--- START ---

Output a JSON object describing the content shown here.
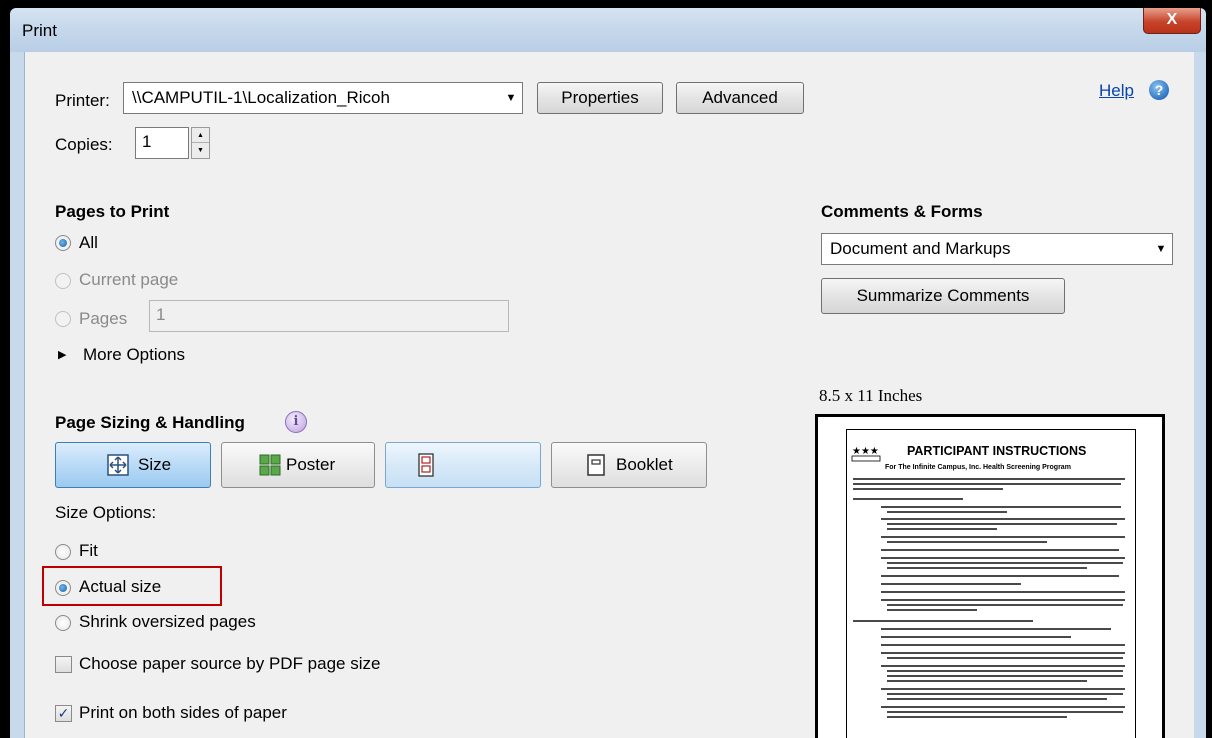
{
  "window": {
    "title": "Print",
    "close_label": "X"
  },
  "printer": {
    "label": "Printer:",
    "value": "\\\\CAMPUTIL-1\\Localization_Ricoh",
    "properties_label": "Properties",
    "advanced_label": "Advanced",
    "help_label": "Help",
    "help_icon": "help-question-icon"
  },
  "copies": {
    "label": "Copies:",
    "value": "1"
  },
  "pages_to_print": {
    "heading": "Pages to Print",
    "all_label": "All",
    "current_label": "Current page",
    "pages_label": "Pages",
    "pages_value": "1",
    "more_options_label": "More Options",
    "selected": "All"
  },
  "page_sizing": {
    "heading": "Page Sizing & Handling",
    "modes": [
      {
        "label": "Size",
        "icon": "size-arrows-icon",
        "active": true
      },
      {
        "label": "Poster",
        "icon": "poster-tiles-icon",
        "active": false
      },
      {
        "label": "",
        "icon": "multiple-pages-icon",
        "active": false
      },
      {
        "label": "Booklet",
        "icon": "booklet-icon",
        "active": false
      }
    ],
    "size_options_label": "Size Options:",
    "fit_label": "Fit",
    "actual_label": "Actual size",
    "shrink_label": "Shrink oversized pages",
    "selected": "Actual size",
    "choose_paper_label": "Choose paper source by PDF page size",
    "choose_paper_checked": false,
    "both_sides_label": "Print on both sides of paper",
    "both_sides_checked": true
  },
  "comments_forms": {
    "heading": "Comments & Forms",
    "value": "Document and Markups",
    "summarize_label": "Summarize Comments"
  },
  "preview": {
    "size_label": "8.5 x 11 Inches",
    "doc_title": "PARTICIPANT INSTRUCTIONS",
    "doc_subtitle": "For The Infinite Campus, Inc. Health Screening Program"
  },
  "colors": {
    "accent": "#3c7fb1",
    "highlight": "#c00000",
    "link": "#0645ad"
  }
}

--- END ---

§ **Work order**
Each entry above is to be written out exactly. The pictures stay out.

§ **Answer**
Output a JSON object describing the content shown here.
{
  "window": {
    "title": "Print",
    "close_label": "X"
  },
  "printer": {
    "label": "Printer:",
    "value": "\\\\CAMPUTIL-1\\Localization_Ricoh",
    "properties_label": "Properties",
    "advanced_label": "Advanced",
    "help_label": "Help",
    "help_icon": "help-question-icon"
  },
  "copies": {
    "label": "Copies:",
    "value": "1"
  },
  "pages_to_print": {
    "heading": "Pages to Print",
    "all_label": "All",
    "current_label": "Current page",
    "pages_label": "Pages",
    "pages_value": "1",
    "more_options_label": "More Options",
    "selected": "All"
  },
  "page_sizing": {
    "heading": "Page Sizing & Handling",
    "modes": [
      {
        "label": "Size",
        "icon": "size-arrows-icon",
        "active": true
      },
      {
        "label": "Poster",
        "icon": "poster-tiles-icon",
        "active": false
      },
      {
        "label": "",
        "icon": "multiple-pages-icon",
        "active": false
      },
      {
        "label": "Booklet",
        "icon": "booklet-icon",
        "active": false
      }
    ],
    "size_options_label": "Size Options:",
    "fit_label": "Fit",
    "actual_label": "Actual size",
    "shrink_label": "Shrink oversized pages",
    "selected": "Actual size",
    "choose_paper_label": "Choose paper source by PDF page size",
    "choose_paper_checked": false,
    "both_sides_label": "Print on both sides of paper",
    "both_sides_checked": true
  },
  "comments_forms": {
    "heading": "Comments & Forms",
    "value": "Document and Markups",
    "summarize_label": "Summarize Comments"
  },
  "preview": {
    "size_label": "8.5 x 11 Inches",
    "doc_title": "PARTICIPANT INSTRUCTIONS",
    "doc_subtitle": "For The Infinite Campus, Inc. Health Screening Program"
  },
  "colors": {
    "accent": "#3c7fb1",
    "highlight": "#c00000",
    "link": "#0645ad"
  }
}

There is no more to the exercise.